■ **YOUR TASK**:
Wherever the string "conversion" shows up in the data below, copy the whole line.

■ **WORKING DATA**:

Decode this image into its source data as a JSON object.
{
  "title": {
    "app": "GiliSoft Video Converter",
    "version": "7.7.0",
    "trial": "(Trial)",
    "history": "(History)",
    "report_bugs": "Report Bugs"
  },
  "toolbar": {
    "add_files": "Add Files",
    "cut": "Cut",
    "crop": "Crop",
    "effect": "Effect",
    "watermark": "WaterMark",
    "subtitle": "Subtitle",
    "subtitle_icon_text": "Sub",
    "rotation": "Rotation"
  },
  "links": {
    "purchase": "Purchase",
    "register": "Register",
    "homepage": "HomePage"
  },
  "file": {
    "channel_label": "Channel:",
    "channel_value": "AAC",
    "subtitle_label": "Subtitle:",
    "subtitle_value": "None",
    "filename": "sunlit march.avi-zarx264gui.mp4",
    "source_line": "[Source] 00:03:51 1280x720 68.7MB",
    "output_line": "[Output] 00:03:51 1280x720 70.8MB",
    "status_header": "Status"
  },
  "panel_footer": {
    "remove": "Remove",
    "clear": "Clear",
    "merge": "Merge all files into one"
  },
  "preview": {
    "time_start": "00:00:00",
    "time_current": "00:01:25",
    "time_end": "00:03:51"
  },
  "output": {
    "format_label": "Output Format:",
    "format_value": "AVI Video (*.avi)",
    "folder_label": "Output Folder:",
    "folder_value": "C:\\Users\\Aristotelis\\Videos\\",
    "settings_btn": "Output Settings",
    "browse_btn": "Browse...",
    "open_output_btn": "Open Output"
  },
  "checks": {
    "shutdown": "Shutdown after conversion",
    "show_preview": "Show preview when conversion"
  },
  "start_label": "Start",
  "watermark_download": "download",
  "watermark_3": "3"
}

■ **RESPONSE**:
    "shutdown": "Shutdown after conversion",
    "show_preview": "Show preview when conversion"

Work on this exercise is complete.